The Case-Shiller index covers about 45 percent of the United States housing market. Also released Tuesday was the S&P/Case-Shiller National Home Price Index for the third quarter, which covers about 75 percent of the market.We're in for a rough ride through at least the second quarter of 2010, if not longer.
The national index showed an 8.9 percent decline in the third quarter of 2009 versus the third quarter of 2008, a substantial improvement over the 14.7 percent decline in the annual rate of return reported in the second quarter of 2009.
The Case-Shiller numbers lag by a month the report on existing home sales, which was issued earlier this week for October. Existing home sales jumped 10.1 percent to the highest level in two years, better than analysts had expected. Much of the increase was attributed to the $8,000 first-time buyer’s tax credit.

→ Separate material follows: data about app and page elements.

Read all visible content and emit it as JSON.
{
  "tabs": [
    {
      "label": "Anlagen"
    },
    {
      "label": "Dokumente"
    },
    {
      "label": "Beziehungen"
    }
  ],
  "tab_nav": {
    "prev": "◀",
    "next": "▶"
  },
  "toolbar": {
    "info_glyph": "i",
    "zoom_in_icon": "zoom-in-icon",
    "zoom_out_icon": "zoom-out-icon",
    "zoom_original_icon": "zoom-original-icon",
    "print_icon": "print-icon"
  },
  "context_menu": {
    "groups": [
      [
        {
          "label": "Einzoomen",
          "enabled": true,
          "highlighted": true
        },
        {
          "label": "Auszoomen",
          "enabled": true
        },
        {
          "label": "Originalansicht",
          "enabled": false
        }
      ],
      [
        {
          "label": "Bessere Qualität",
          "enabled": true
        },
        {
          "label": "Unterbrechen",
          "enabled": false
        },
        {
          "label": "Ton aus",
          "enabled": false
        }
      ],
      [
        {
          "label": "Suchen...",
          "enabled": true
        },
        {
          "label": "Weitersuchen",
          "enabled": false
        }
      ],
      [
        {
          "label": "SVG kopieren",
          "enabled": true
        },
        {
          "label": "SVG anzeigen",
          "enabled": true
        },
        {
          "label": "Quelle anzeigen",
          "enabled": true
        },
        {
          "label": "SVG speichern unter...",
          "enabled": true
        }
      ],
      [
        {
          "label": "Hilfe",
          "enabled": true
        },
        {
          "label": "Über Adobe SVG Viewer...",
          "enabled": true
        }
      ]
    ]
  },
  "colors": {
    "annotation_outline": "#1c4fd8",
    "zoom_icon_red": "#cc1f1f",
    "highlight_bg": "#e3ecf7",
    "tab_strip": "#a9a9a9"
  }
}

While increased sales should push up prices, Ms. Maitland said the overabundance of inventory was acting as a brake on that process. “You can look down the street and have 10 houses to choose from,” she said.
I've got that sinking feeling. 23% of homeowners are underwater on their mortgage commitments, which means as the unemployment rate creeps higher and more people feel the pinch, more people are going to default on their mortgages, making an already precarious situation worse. The federal homeowner assistance programs don't deal with this situation; they deal primarily with those who are in mortgages that can be refinanced at a lower interest rate. The assistance programs do not help when the ability to repay is no longer present.
It seems that the GDP numbers are even worse than I've made them out to be, precisely because the quarter's numbers are goosed by a massive federal government expenditure - the stimulus - the money for which we lack and will be repaying for decades to come. Without the federal stimulus, there was a 0.5% decline in the economy, not exactly robust, and definitely not a sign of a recovery by any stretch. The private sector is barely hanging on and the government spending is merely masking the misery, but that isn't going to last much longer.